Good news: the heavy, humid air and the 90+ degree heat that had made it literally hard to breathe outdoors has finally abated.
For most of July, though, those of us who live in southern New England have been suffering through an extraordinarily hot and muggy period. It has been almost unbearable to be out-of-doors.
And so, when I started reading the latest issue of The Week magazine, an article on this very topic caught my eye. William Falk, editor-in-chief of my favorite news weekly, wrote a brief editorial commentary that I decided to re-post here, since his short piece in the print version is only available online to those who subscribe to the magazine.

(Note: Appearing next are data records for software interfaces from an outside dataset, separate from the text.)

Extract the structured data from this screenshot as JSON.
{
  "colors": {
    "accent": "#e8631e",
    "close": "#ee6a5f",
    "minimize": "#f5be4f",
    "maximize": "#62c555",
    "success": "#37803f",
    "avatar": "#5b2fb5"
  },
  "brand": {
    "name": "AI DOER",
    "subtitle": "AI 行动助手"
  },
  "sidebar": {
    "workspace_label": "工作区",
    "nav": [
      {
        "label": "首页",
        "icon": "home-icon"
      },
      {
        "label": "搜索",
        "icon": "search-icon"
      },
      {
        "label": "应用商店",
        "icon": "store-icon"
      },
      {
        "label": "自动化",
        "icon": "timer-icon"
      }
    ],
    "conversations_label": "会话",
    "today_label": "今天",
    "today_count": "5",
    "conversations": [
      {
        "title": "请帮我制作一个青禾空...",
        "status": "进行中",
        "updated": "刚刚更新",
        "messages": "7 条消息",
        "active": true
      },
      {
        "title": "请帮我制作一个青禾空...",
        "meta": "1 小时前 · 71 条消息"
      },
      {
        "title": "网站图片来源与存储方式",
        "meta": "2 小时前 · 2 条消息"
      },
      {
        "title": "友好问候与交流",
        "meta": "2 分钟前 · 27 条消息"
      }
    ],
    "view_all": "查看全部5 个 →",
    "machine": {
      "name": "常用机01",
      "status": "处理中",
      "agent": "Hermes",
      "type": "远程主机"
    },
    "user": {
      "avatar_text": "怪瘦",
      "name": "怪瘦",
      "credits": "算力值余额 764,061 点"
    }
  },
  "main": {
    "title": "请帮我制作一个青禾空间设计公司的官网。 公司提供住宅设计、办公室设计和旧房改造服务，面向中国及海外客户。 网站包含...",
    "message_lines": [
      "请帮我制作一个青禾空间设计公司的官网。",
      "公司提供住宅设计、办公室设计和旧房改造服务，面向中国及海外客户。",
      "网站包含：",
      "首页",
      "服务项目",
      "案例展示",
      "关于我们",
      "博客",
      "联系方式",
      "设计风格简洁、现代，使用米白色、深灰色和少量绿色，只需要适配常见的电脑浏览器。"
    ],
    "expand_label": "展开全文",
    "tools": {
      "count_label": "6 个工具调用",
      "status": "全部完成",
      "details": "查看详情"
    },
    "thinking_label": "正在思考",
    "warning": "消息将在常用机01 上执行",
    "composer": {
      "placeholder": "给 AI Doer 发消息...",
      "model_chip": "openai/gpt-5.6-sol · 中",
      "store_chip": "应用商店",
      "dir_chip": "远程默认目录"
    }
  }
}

The greatest invention in human history is not the wheel, and it’s certainly not sliced bread. As much of the nation broiled this week in temperatures in the high 90s and beyond, can there be any doubt that our most wondrous piece of technology is the air conditioner?
It was way back in 1902 that Willis Carrier created the Apparatus for Treating Air for a Brooklyn printing company—a breakthrough that, as it developed and spread over decades, changed the human condition.
Today close to 90 percent of U.S. homes have AC, but I am old enough to remember when it was still a luxury. During heat waves, people barely moved, fanning themselves in an oppressed torpor. Nights were a sleepless ordeal, with sweat pooling in your hollows. From such misery did Carrier set us free. Why is there no statute of this great American among the heroes at the National Mall?
Air conditioning is not merely a matter of comfort; it has given us modern life. It keeps people—and computers—working when the mercury climbs past 90, thus boosting the economy. It’s enabled a great migration of tens of millions of people to Sun Belt states that nature intended for lizards, not warm-blooded mammals.
And as the world warms, the demand for AC grows ever greater, consuming 20 percent of all U.S. electricity—and a rapidly growing share in India and China. Alarmed, some eco-warriors now suggest we all wean ourselves from Carrier’s invention and return to a more natural way of life.
Sorry: I’d give up my digital gadgets, my TV, and even my car before I went back to a world without conditioned air. If they come for my AC, they’ll have to pry it out of my wonderfully cold, dead fingers.
Our home has central air conditioning, Mr. Falk, and I feel exactly the same way about it. Well, almost the same way. If I had to give up my "digital gadgets" for air conditioning, I wouldn't have been able to post this. But to your point, without air conditioning, none of my digital gadgets would likely exist.
In a few weeks my wife and I will be moving to San Francisco, where we have a condo. We'll be leaving behind the hot, muggy east coast venue for the City by the Bay. Our condo there lacks air conditioning, which will make us, according to Mr. Falk, part of the 10 percent of the US population living in a home without AC.
That's okay, though. In San Francisco, it just never gets that hot.
But we do have ceiling fans in our bedrooms. You know, just in case.